1. English Bay was original known as
‘soft under feet’

English Bay in 1898. Photo: City of Vancouver Archives.

The Coast Salish name for present day English Bay is ‘Ayyulshun’ or ‘soft under feet’. The name “English Bay” pays homage to Captain George Vancouver’s meeting with Spanish explorers Valdez and Galiano.

2. Joe Fortes didn’t intend on coming to Vancouver

Joe’s Beach. Photo: City of Vancouver Archives.

Seraphim “Joe” Fortes (originally from Barbados), intended on traveling to Victoria from Liverpool. The ship foundered and was towed into English Bay where on a whim, decided to stay. He had become an accomplished competitive swimmer during his years in England and as a result, began teaching many of Vancouver’s residents and their children how to swim.

3. Fortes was much more than a swimming instructor

English Bay’s resident lifeguard and swimming instructor was accredited for savings 100s of lives during his time at English Bay. When Fortes died in 1922, he was honoured with the largest public funeral in Vancouver’s history. Thousands of people lined the streets to pay tribute to Joe and in 1926, the citizens of Vancouver subscribed to a memorial drinking fountain in Alexandra Park.

4. You used to have to walk through bushes to access the beach

English Bay in 1914. Photo: City of Vancouver Archives.

They were removed in 1898 as additional sand was added to the beach to allow for more people to enjoy the grounds. Residents began building cottages on the shore this same year.

5. The first bathhouse was built in 1905 and cost $6,000.

English Bay’s original bathhouse. Photo: City of Vancouver Archives.

The original English Bay Bathhouse was made of wood and replaced in 1931. The “new” bathhouse was made of concrete and converted into Vancouver’s first public aquarium in 1939. Once again a bathhouse, the concrete structure is still in use by beachgoers today.

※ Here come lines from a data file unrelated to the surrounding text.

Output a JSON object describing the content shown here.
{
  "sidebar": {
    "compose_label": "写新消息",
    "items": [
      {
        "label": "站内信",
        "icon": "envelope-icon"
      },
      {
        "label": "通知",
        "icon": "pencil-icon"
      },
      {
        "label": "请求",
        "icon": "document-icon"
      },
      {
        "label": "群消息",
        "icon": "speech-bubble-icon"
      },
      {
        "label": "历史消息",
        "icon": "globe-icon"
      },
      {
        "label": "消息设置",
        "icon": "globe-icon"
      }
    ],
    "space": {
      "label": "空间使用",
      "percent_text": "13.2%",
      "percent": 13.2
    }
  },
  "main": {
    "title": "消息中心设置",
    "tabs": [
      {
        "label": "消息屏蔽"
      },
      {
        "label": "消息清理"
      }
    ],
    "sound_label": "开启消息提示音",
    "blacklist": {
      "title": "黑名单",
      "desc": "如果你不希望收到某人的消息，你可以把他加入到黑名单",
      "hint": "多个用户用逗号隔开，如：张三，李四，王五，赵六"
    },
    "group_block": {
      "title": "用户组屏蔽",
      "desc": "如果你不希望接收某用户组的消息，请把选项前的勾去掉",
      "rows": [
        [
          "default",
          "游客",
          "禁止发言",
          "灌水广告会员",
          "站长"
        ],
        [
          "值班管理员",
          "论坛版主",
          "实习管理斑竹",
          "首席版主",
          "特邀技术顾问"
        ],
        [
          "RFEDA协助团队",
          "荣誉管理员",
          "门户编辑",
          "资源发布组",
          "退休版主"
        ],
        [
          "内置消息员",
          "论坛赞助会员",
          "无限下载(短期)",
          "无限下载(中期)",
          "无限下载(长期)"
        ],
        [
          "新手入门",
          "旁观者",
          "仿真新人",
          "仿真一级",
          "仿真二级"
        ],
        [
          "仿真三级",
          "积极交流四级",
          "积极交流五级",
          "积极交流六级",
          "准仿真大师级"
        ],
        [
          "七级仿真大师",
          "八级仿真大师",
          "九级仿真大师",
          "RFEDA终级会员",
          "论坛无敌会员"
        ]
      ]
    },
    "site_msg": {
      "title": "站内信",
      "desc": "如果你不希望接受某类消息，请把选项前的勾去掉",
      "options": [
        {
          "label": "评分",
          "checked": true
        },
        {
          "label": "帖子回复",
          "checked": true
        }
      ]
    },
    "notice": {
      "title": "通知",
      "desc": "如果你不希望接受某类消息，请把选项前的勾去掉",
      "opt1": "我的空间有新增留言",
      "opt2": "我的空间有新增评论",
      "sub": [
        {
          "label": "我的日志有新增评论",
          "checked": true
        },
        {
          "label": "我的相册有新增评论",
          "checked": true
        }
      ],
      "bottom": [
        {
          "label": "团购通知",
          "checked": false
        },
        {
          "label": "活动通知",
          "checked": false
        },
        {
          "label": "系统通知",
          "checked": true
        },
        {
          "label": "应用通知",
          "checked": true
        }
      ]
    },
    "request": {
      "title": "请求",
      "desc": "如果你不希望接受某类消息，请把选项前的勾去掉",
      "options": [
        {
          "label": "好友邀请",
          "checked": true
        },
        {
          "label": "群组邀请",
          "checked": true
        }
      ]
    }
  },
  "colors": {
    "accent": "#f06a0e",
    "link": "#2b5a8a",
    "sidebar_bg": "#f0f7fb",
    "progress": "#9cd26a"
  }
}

Read more from our “5 Things You Didn’t Know” series HERE